"Dyke, 65, will take over as chairman from David Bernstein when he leaves the post after two-and-a-half years in July - subject to approval by the FA council. The appointment will take effect from Saturday, July 13.
"This follows a recruitment process led by FA independent director Roger Devlin (chairman of the nominations committee) with fellow board members Roger Burden and Keith Lamb.
"In a high-profile broadcasting industry career, Dyke has worked as director general of the BBC and managing director of London Weekend Television.
"Dyke has had a long background in football. He was a director of Manchester United in the late nineties and since 2006 he has been non-executive chairman of Brentford Football Club, the team he supported as a boy.

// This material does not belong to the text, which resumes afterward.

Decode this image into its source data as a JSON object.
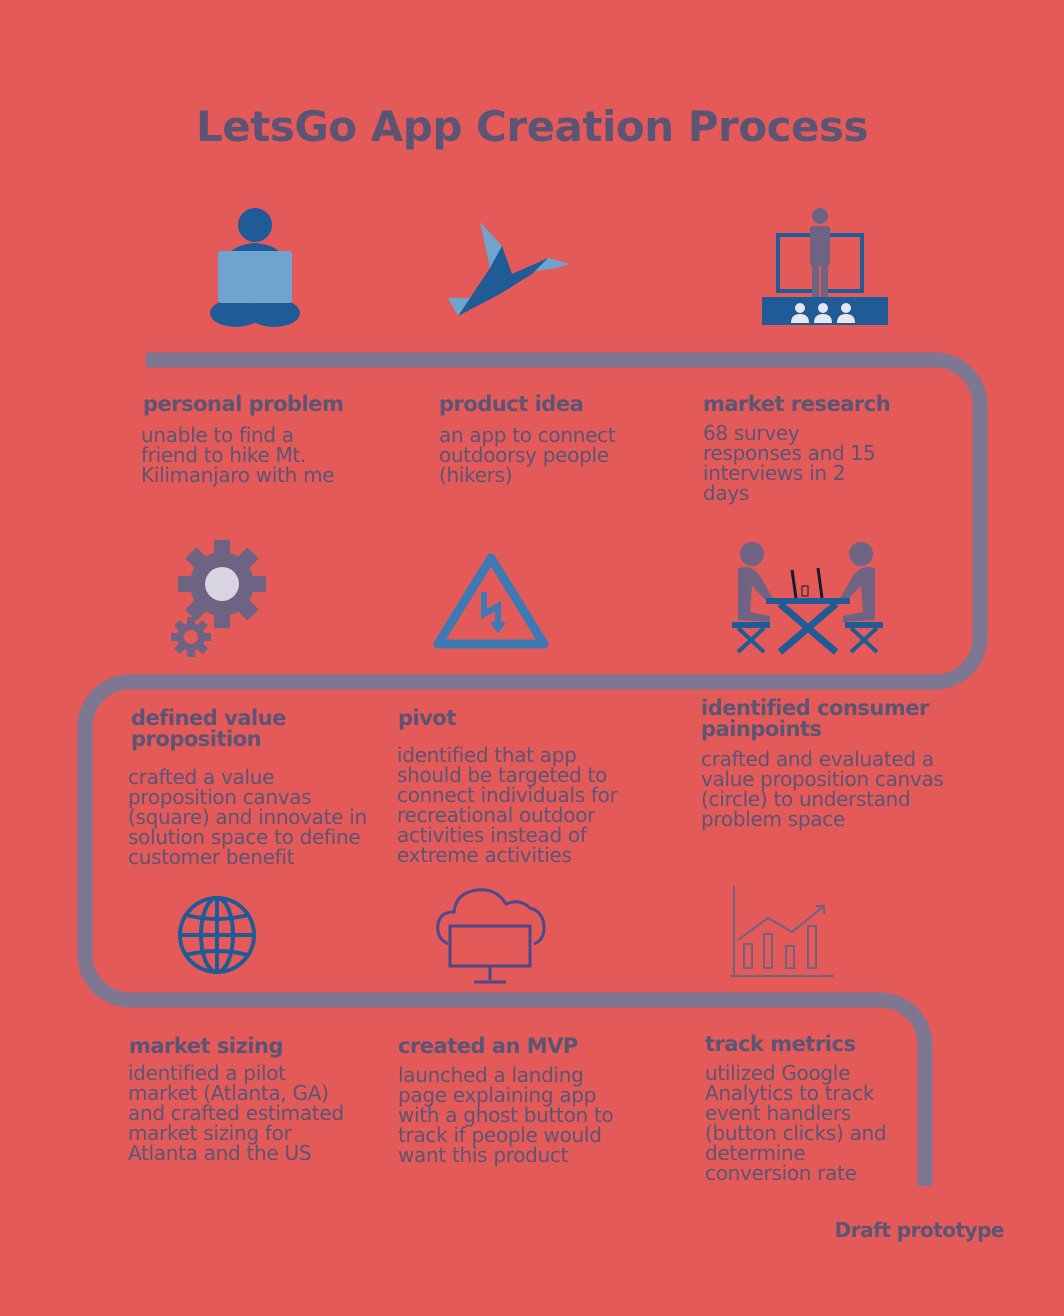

He will relinquish this role at the end of the season to take up his new post at the FA."
Dyke added: "Football has always been a big part of my life whether playing 11-a-side on Sunday mornings or six-a-side on Thursday evenings.
"I was brought up in a household where my father was much more interested in whether or not you had won at football than whether you had passed your exams. In my case that was just as well.
"I still turn out to play six-a-side some Thursday evenings although at my age I seem to spend more time injured than playing.
"I supported my local team Brentford as a kid where my elder brother was a junior, watched York City while at university and followed Manchester United whenever I could.
"I got involved in how the game was run when I was first involved in buying sports rights as chairman of ITV Sport in the late eighties and later at the BBC. I learnt a lot in the years when I was on the board of Manchester United and have seen the other side of the professional game at Brentford."
Dyke, who as well as relinquishing his duties at Brentford will also give up his role as chairman of German broadcaster Pro Sieben, added: "Obviously as chairman of the FA, it is imperative that I am neutral so that means giving up my current role as chairman of Brentford, which I will miss. However I shall be staying on until the end of the season.
"As I leave, I would like to pay tribute to everyone at Brentford, the staff, the players and manager and particularly the fans. I hope their loyalty is rewarded with promotion, it deserves to be.
"I am very excited to take on this role with the FA. At the grass roots seven million people play football every weekend, women's football is booming and the ambition is for it to be the second-biggest team participation sport in England behind only the men's game, we have the best known, most successful league in the world with the Premier League and the Football League is so much stronger than it was eight years or nine ago.
"Having said that, I am a big supporter of financial fair play which, in both the Premier League and the Football League, will have a big impact and hopefully bring a degree of financial sanity to the professional game.
"I do see one of the most important tasks for the FA is, over time, to make thoughtful changes which will benefit the England team.
"The FA have made a great start by rebuilding Wembley and developing great facilities at St George's Park but it is essential that the FA finds a way to ensure that more talented young English footballers are given their chance in the professional game at the highest level."
In October, the FA council voted not to change a rule which forced Bernstein to retire at the age of 70, a decision which was heavily criticised by sports minister Hugh Robertson.
Reacting to the approval of Dyke as his successor, the outgoing chairman said: "I would like to congratulate Greg Dyke on his nomination to succeed me in July as FA chairman. I wish him every success in this stimulating but demanding role.
"I will ensure that the handover is dealt with efficiently to help in maintaining the stability that has been achieved by The FA since 2010."
Chairman of the nominations committee Roger Devlin said: "We have every confidence we have got the right appointment in Greg Dyke.
"He has an outstanding understanding of football, strong relationships across the industry and Government, while retaining a great empathy for the game.
"I am confident that Greg will be a successful chairman, who will lead the FA from the front and be respected by the football community.
"We have an excellent staff at the FA and I know that Greg is looking forward to working with them."